**Supplied entries:**
------------------------------------------------------------
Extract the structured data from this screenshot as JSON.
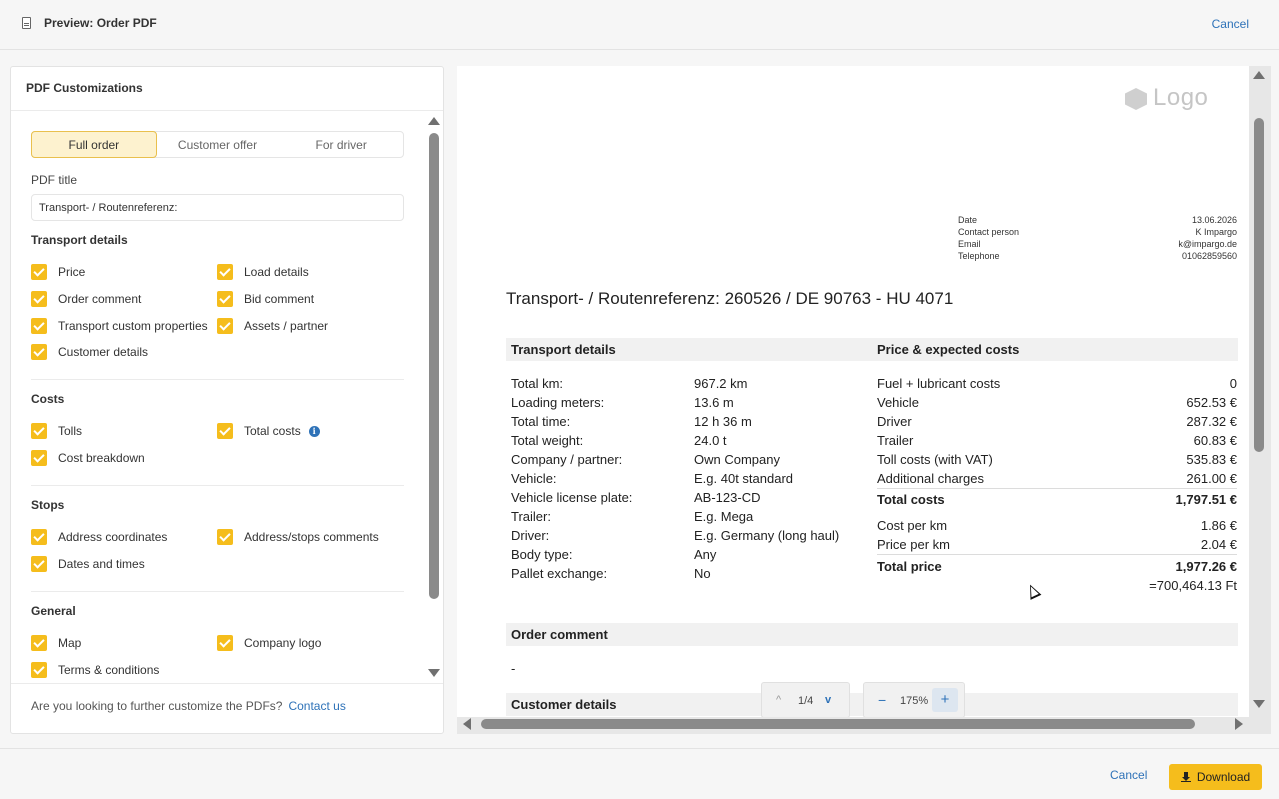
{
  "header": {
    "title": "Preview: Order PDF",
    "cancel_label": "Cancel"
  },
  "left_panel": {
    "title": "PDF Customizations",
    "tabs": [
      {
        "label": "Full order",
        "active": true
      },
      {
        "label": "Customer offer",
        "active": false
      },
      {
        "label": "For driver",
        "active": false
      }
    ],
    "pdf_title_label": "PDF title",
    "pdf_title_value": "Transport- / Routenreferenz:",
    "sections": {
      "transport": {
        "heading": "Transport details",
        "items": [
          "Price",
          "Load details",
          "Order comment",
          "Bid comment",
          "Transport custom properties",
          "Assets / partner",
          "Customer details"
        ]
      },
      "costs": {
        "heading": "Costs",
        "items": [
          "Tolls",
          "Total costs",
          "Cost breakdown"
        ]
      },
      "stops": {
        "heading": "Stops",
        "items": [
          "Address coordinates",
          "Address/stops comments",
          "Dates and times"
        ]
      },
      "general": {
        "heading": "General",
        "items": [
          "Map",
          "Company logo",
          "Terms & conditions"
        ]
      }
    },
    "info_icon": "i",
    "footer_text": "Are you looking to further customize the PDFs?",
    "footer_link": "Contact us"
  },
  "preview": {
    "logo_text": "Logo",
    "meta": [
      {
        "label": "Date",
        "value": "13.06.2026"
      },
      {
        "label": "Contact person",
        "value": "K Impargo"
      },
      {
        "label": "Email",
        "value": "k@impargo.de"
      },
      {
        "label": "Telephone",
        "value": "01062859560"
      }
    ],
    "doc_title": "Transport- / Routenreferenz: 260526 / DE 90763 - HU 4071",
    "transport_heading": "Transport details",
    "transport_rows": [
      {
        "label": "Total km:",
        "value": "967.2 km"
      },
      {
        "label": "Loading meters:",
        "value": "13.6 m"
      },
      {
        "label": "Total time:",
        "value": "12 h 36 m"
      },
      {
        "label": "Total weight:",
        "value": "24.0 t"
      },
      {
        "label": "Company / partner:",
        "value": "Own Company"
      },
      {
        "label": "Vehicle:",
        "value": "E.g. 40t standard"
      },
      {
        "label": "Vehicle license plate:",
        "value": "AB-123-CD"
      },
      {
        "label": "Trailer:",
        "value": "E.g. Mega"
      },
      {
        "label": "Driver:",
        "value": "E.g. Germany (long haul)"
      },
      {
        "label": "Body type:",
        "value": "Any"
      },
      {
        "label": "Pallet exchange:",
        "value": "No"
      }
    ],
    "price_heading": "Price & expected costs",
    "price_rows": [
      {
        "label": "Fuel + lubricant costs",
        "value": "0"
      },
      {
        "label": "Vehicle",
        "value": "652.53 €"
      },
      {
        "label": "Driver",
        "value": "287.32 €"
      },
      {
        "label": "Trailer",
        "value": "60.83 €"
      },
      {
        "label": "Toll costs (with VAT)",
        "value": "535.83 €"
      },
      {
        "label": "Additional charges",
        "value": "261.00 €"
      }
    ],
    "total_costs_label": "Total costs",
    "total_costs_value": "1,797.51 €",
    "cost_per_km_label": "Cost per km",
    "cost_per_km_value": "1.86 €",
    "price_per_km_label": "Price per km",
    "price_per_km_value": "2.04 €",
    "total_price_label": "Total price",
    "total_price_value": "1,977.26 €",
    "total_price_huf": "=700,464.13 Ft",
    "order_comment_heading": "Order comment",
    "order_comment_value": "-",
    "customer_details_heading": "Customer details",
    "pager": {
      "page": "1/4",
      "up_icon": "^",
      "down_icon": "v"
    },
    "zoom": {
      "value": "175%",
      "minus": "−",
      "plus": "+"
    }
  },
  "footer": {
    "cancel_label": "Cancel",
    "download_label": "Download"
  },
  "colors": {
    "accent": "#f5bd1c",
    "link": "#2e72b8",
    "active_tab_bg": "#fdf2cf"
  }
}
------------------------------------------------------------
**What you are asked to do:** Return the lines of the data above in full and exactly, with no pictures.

**Reply to the exercise:**
Extract the structured data from this screenshot as JSON.
{
  "header": {
    "title": "Preview: Order PDF",
    "cancel_label": "Cancel"
  },
  "left_panel": {
    "title": "PDF Customizations",
    "tabs": [
      {
        "label": "Full order",
        "active": true
      },
      {
        "label": "Customer offer",
        "active": false
      },
      {
        "label": "For driver",
        "active": false
      }
    ],
    "pdf_title_label": "PDF title",
    "pdf_title_value": "Transport- / Routenreferenz:",
    "sections": {
      "transport": {
        "heading": "Transport details",
        "items": [
          "Price",
          "Load details",
          "Order comment",
          "Bid comment",
          "Transport custom properties",
          "Assets / partner",
          "Customer details"
        ]
      },
      "costs": {
        "heading": "Costs",
        "items": [
          "Tolls",
          "Total costs",
          "Cost breakdown"
        ]
      },
      "stops": {
        "heading": "Stops",
        "items": [
          "Address coordinates",
          "Address/stops comments",
          "Dates and times"
        ]
      },
      "general": {
        "heading": "General",
        "items": [
          "Map",
          "Company logo",
          "Terms & conditions"
        ]
      }
    },
    "info_icon": "i",
    "footer_text": "Are you looking to further customize the PDFs?",
    "footer_link": "Contact us"
  },
  "preview": {
    "logo_text": "Logo",
    "meta": [
      {
        "label": "Date",
        "value": "13.06.2026"
      },
      {
        "label": "Contact person",
        "value": "K Impargo"
      },
      {
        "label": "Email",
        "value": "k@impargo.de"
      },
      {
        "label": "Telephone",
        "value": "01062859560"
      }
    ],
    "doc_title": "Transport- / Routenreferenz: 260526 / DE 90763 - HU 4071",
    "transport_heading": "Transport details",
    "transport_rows": [
      {
        "label": "Total km:",
        "value": "967.2 km"
      },
      {
        "label": "Loading meters:",
        "value": "13.6 m"
      },
      {
        "label": "Total time:",
        "value": "12 h 36 m"
      },
      {
        "label": "Total weight:",
        "value": "24.0 t"
      },
      {
        "label": "Company / partner:",
        "value": "Own Company"
      },
      {
        "label": "Vehicle:",
        "value": "E.g. 40t standard"
      },
      {
        "label": "Vehicle license plate:",
        "value": "AB-123-CD"
      },
      {
        "label": "Trailer:",
        "value": "E.g. Mega"
      },
      {
        "label": "Driver:",
        "value": "E.g. Germany (long haul)"
      },
      {
        "label": "Body type:",
        "value": "Any"
      },
      {
        "label": "Pallet exchange:",
        "value": "No"
      }
    ],
    "price_heading": "Price & expected costs",
    "price_rows": [
      {
        "label": "Fuel + lubricant costs",
        "value": "0"
      },
      {
        "label": "Vehicle",
        "value": "652.53 €"
      },
      {
        "label": "Driver",
        "value": "287.32 €"
      },
      {
        "label": "Trailer",
        "value": "60.83 €"
      },
      {
        "label": "Toll costs (with VAT)",
        "value": "535.83 €"
      },
      {
        "label": "Additional charges",
        "value": "261.00 €"
      }
    ],
    "total_costs_label": "Total costs",
    "total_costs_value": "1,797.51 €",
    "cost_per_km_label": "Cost per km",
    "cost_per_km_value": "1.86 €",
    "price_per_km_label": "Price per km",
    "price_per_km_value": "2.04 €",
    "total_price_label": "Total price",
    "total_price_value": "1,977.26 €",
    "total_price_huf": "=700,464.13 Ft",
    "order_comment_heading": "Order comment",
    "order_comment_value": "-",
    "customer_details_heading": "Customer details",
    "pager": {
      "page": "1/4",
      "up_icon": "^",
      "down_icon": "v"
    },
    "zoom": {
      "value": "175%",
      "minus": "−",
      "plus": "+"
    }
  },
  "footer": {
    "cancel_label": "Cancel",
    "download_label": "Download"
  },
  "colors": {
    "accent": "#f5bd1c",
    "link": "#2e72b8",
    "active_tab_bg": "#fdf2cf"
  }
}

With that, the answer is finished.